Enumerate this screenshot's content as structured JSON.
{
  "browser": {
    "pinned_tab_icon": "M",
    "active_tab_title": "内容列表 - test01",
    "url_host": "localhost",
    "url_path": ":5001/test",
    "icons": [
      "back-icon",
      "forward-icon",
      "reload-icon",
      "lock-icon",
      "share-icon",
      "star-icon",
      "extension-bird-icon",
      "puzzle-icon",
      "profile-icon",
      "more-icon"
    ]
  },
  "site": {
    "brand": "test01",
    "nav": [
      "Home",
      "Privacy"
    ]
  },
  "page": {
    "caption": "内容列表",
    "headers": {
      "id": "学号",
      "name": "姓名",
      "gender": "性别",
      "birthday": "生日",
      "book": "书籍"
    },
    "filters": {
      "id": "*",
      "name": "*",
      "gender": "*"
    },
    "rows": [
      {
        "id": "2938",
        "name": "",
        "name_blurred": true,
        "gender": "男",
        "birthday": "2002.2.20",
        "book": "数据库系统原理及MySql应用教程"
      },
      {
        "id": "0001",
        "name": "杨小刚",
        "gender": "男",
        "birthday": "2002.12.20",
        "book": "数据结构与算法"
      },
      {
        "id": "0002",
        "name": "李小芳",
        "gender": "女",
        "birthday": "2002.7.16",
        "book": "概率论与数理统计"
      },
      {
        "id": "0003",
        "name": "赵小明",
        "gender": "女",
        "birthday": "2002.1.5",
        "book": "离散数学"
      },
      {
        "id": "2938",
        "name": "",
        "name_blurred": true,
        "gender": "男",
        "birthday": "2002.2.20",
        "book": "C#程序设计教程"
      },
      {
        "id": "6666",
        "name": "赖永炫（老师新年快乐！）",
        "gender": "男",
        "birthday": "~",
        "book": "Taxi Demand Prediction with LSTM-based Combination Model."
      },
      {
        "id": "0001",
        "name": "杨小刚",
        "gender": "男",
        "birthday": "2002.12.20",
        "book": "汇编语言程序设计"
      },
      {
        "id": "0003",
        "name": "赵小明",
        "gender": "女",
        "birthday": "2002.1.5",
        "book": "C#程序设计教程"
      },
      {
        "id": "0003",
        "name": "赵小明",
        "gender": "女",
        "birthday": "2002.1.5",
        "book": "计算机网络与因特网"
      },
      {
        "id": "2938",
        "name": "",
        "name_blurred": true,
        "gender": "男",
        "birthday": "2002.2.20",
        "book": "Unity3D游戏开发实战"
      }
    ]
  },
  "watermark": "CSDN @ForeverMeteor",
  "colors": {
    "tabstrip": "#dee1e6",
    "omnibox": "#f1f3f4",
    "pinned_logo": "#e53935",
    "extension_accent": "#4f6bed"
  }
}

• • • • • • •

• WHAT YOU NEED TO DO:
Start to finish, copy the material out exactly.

• EXPECTED ANSWER:
Enumerate this screenshot's content as structured JSON.
{
  "browser": {
    "pinned_tab_icon": "M",
    "active_tab_title": "内容列表 - test01",
    "url_host": "localhost",
    "url_path": ":5001/test",
    "icons": [
      "back-icon",
      "forward-icon",
      "reload-icon",
      "lock-icon",
      "share-icon",
      "star-icon",
      "extension-bird-icon",
      "puzzle-icon",
      "profile-icon",
      "more-icon"
    ]
  },
  "site": {
    "brand": "test01",
    "nav": [
      "Home",
      "Privacy"
    ]
  },
  "page": {
    "caption": "内容列表",
    "headers": {
      "id": "学号",
      "name": "姓名",
      "gender": "性别",
      "birthday": "生日",
      "book": "书籍"
    },
    "filters": {
      "id": "*",
      "name": "*",
      "gender": "*"
    },
    "rows": [
      {
        "id": "2938",
        "name": "",
        "name_blurred": true,
        "gender": "男",
        "birthday": "2002.2.20",
        "book": "数据库系统原理及MySql应用教程"
      },
      {
        "id": "0001",
        "name": "杨小刚",
        "gender": "男",
        "birthday": "2002.12.20",
        "book": "数据结构与算法"
      },
      {
        "id": "0002",
        "name": "李小芳",
        "gender": "女",
        "birthday": "2002.7.16",
        "book": "概率论与数理统计"
      },
      {
        "id": "0003",
        "name": "赵小明",
        "gender": "女",
        "birthday": "2002.1.5",
        "book": "离散数学"
      },
      {
        "id": "2938",
        "name": "",
        "name_blurred": true,
        "gender": "男",
        "birthday": "2002.2.20",
        "book": "C#程序设计教程"
      },
      {
        "id": "6666",
        "name": "赖永炫（老师新年快乐！）",
        "gender": "男",
        "birthday": "~",
        "book": "Taxi Demand Prediction with LSTM-based Combination Model."
      },
      {
        "id": "0001",
        "name": "杨小刚",
        "gender": "男",
        "birthday": "2002.12.20",
        "book": "汇编语言程序设计"
      },
      {
        "id": "0003",
        "name": "赵小明",
        "gender": "女",
        "birthday": "2002.1.5",
        "book": "C#程序设计教程"
      },
      {
        "id": "0003",
        "name": "赵小明",
        "gender": "女",
        "birthday": "2002.1.5",
        "book": "计算机网络与因特网"
      },
      {
        "id": "2938",
        "name": "",
        "name_blurred": true,
        "gender": "男",
        "birthday": "2002.2.20",
        "book": "Unity3D游戏开发实战"
      }
    ]
  },
  "watermark": "CSDN @ForeverMeteor",
  "colors": {
    "tabstrip": "#dee1e6",
    "omnibox": "#f1f3f4",
    "pinned_logo": "#e53935",
    "extension_accent": "#4f6bed"
  }
}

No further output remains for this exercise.